To encourage flexibility, general requirements are kept to a minimum. For the doctorate, these include: taking seven graduate-level seminars including History 709, Introduction to the Graduate Study of History, and, for Americanists only, History 604, the Colloquium on American History; demonstrating proficiency in two languages other than English; completing the Graduate School's residence requirement of 6 semesters of full-time study at a satisfactory level of accomplishment; teaching for at least one year (normally as a teaching assistant); passing the "Q" examination early in the second semester of study; the written and oral "Admission to Candidacy" examination after completion of formal study (the "A" exam); and completing the doctoral dissertation and defending it in a final examination.
All incoming doctoral students take a proficiency examination in an appropriate foreign language at the beginning of the first term of residence. Those who do not pass the exam enroll in suitable language courses until proficiency is acquired. Proficiency in two foreign languages (or for Americanists, one language and statistics) must be demonstrated before a Ph.D. degree candidate is eligible to take the Admission to Candidacy examination. The Admission to Candidacy exam is partly oral and partly written and is usually taken in the third year of study.
Incoming Ph.D. students who hold a master's degree from another university must still complete the requirements listed above.

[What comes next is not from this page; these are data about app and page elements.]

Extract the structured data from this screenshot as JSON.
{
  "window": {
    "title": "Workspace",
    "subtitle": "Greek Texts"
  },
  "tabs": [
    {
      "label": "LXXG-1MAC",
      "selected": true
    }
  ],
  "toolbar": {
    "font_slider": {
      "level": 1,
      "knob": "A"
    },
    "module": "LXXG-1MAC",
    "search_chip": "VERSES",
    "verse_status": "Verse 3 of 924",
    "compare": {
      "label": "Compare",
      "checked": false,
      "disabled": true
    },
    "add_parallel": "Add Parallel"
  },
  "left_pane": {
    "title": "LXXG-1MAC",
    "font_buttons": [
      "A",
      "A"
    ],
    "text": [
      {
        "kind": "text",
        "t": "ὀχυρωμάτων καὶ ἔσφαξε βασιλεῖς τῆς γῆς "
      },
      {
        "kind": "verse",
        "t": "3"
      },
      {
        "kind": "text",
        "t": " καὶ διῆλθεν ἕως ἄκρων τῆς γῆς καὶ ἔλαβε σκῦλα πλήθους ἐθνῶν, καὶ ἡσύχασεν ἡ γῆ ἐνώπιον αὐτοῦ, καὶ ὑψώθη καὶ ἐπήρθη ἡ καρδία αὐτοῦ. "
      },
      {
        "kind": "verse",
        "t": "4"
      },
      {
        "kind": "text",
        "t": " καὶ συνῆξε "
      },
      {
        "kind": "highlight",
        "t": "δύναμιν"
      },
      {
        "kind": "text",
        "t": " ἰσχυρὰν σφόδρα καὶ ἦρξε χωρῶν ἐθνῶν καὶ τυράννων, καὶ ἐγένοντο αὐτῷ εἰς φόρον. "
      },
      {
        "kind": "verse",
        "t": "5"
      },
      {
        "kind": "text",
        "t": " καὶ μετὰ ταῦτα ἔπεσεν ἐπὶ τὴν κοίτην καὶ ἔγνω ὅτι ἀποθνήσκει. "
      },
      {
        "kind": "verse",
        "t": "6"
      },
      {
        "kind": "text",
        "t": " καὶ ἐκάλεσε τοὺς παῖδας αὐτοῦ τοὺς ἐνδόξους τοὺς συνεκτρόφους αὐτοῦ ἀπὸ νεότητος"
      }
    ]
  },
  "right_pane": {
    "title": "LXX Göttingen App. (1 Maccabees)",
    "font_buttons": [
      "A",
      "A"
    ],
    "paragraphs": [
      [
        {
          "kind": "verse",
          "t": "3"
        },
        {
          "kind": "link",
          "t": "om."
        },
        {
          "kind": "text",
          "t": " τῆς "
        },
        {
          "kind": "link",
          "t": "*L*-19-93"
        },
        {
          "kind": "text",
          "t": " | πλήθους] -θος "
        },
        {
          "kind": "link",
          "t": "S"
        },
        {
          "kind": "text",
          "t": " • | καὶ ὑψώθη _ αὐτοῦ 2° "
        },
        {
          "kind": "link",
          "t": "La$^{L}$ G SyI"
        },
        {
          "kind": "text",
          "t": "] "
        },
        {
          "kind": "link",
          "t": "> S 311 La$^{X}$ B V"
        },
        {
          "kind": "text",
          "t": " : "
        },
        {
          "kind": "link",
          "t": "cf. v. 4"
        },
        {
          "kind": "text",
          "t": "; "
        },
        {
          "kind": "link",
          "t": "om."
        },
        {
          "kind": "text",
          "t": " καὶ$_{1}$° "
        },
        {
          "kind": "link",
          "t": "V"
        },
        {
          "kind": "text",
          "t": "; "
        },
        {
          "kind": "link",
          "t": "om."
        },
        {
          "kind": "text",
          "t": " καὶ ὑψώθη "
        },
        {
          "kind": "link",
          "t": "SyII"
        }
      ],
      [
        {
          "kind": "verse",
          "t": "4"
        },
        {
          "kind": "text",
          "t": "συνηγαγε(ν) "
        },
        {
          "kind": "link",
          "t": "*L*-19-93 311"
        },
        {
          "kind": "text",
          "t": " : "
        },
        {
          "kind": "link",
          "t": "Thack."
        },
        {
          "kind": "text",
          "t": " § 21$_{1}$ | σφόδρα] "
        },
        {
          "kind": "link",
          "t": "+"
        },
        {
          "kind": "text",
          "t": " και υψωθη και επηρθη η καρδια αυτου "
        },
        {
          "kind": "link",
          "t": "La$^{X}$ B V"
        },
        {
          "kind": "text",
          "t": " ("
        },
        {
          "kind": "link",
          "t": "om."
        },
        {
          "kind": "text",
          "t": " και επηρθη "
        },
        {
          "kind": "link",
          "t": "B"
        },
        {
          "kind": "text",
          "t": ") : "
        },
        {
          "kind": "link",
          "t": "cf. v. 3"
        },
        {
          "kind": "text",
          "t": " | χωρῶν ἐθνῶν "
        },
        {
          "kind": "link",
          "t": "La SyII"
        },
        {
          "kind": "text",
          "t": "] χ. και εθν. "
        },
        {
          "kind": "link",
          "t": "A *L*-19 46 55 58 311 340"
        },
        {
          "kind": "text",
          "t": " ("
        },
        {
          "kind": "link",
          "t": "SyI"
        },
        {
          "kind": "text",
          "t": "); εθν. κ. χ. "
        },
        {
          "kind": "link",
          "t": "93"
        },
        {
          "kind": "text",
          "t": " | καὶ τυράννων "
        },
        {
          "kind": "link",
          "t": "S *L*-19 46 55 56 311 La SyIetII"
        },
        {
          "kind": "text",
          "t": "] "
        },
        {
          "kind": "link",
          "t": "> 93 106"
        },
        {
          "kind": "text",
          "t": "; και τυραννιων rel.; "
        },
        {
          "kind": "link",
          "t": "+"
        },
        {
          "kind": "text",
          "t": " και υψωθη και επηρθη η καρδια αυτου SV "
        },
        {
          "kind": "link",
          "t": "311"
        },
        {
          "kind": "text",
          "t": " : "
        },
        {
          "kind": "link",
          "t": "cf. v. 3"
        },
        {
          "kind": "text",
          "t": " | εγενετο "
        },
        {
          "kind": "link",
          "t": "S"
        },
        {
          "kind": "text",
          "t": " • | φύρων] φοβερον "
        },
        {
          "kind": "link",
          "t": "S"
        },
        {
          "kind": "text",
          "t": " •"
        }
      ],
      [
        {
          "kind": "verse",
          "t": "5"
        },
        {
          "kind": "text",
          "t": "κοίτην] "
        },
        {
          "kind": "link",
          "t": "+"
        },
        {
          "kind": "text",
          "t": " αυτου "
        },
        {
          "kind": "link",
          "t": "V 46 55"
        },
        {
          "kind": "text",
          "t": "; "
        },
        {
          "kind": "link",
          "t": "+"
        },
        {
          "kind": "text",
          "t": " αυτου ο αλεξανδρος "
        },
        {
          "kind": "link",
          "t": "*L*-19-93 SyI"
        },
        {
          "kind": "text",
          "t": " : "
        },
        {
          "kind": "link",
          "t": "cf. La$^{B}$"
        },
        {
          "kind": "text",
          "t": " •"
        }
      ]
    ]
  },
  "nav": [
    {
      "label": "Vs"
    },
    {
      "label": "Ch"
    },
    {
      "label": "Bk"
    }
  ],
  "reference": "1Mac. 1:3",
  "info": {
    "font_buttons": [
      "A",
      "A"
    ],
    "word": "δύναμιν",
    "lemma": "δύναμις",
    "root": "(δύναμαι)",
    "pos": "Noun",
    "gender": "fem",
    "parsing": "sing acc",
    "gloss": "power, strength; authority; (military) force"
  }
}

No formal transfer credit is given, but the Special Committee normally takes previous graduate work in history into account, which may speed the student's progress toward the doctorate.